Pennsylvania Lawmakers To Take Up Medical Marijuana Proposal

Mar 14, 2016

 

State House members will look at a proposal to allow medical marijuana for a list of certain medical conditions, which could be approved as early as Wednesday.
Credit Brett Levin / Flickr

A proposal to allow marijuana to be prescribed for a list of medical conditions is heading to the Pennsylvania House floor, where it could face changes before a final vote.

The House planned to take up more than 220 amendments to the bill on Monday, and it could be Wednesday or later before the chamber decides whether to approve the legislation.

The 69-page bill under consideration passed the Senate in May by a vote of 40 to 7.

The Medical Cannabis Act would empower a state board to license growers, dispensers and processors.

Patients would need a written certification from a doctor or nurse confirming they have a qualifying condition.

The list of approved conditions includes cancer, epilepsy, Parkinson's, multiple sclerosis, AIDS, glaucoma, diabetes and chronic or intractable pain.

Julie Michaels is a medical marijuana advocate with Campaign for Compassion and has a 6-year-old named Sydney, who was diagnosed with Dravet Syndrome, a type of epilepsy. Michaels said finding a treatment that works has been difficult.

“Sydney has tried and failed over 13 different anti-epileptic drugs as of this point, as well as a special epileptic diet which she is still currently on,” Michaels said.

She said these drugs have undesirable side effects and can be addictive, but was encouraged by success stories from parents in other states who used medical marijuana as a treatment.

“When I saw some of these kids going from thousands of seizures a month, just like my Sydney can have, down to zero or one seizure a month, I mean, that’s just incredible,” she said.

Peggy Beem Jelley, president and CEO of the Epilepsy Foundation of Western and Central Pennsylvania, said her organization supports the legalization of medicinal marijuana, but would like to conduct more research on its effectiveness in treating different types of epilepsy.

“There still needs to be some research behind (medical marijuana use),” Beem Jelley said. “In order to do that, we need these kinds of changes in state and federal laws.”

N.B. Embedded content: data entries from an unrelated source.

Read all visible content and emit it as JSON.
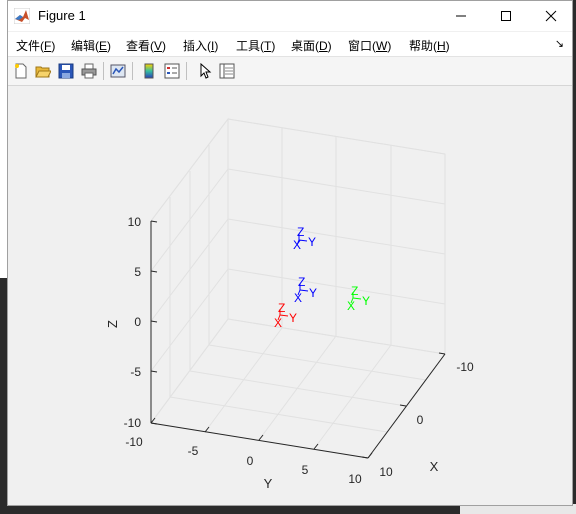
{
  "window": {
    "title": "Figure 1"
  },
  "menu": [
    {
      "label": "文件(F)",
      "hotkey": "F"
    },
    {
      "label": "编辑(E)",
      "hotkey": "E"
    },
    {
      "label": "查看(V)",
      "hotkey": "V"
    },
    {
      "label": "插入(I)",
      "hotkey": "I"
    },
    {
      "label": "工具(T)",
      "hotkey": "T"
    },
    {
      "label": "桌面(D)",
      "hotkey": "D"
    },
    {
      "label": "窗口(W)",
      "hotkey": "W"
    },
    {
      "label": "帮助(H)",
      "hotkey": "H"
    }
  ],
  "toolbar": [
    {
      "icon": "new-figure-icon"
    },
    {
      "icon": "open-file-icon"
    },
    {
      "icon": "save-icon"
    },
    {
      "icon": "print-icon"
    },
    {
      "icon": "link-plot-icon"
    },
    {
      "icon": "insert-colorbar-icon"
    },
    {
      "icon": "insert-legend-icon"
    },
    {
      "icon": "edit-plot-icon"
    },
    {
      "icon": "property-inspector-icon"
    }
  ],
  "axes": {
    "xlabel": "X",
    "ylabel": "Y",
    "zlabel": "Z",
    "x_ticks": [
      "-10",
      "0",
      "10"
    ],
    "y_ticks": [
      "-10",
      "-5",
      "0",
      "5",
      "10"
    ],
    "z_ticks": [
      "10",
      "5",
      "0",
      "-5",
      "-10"
    ],
    "xlim": [
      -10,
      10
    ],
    "ylim": [
      -10,
      10
    ],
    "zlim": [
      -10,
      10
    ],
    "grid": true
  },
  "colors": {
    "red": "#ff0000",
    "green": "#00ff00",
    "blue": "#0000ff"
  },
  "frames": [
    {
      "color": "red",
      "labels": [
        "X",
        "Y",
        "Z"
      ]
    },
    {
      "color": "green",
      "labels": [
        "X",
        "Y",
        "Z"
      ]
    },
    {
      "color": "blue",
      "labels": [
        "X",
        "Y",
        "Z"
      ]
    },
    {
      "color": "blue",
      "labels": [
        "X",
        "Y",
        "Z"
      ]
    }
  ]
}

She said if the bill is passed, her organization would work to ensure that safeguards would be put in place to ensure medical marijuana is safe for patients to use.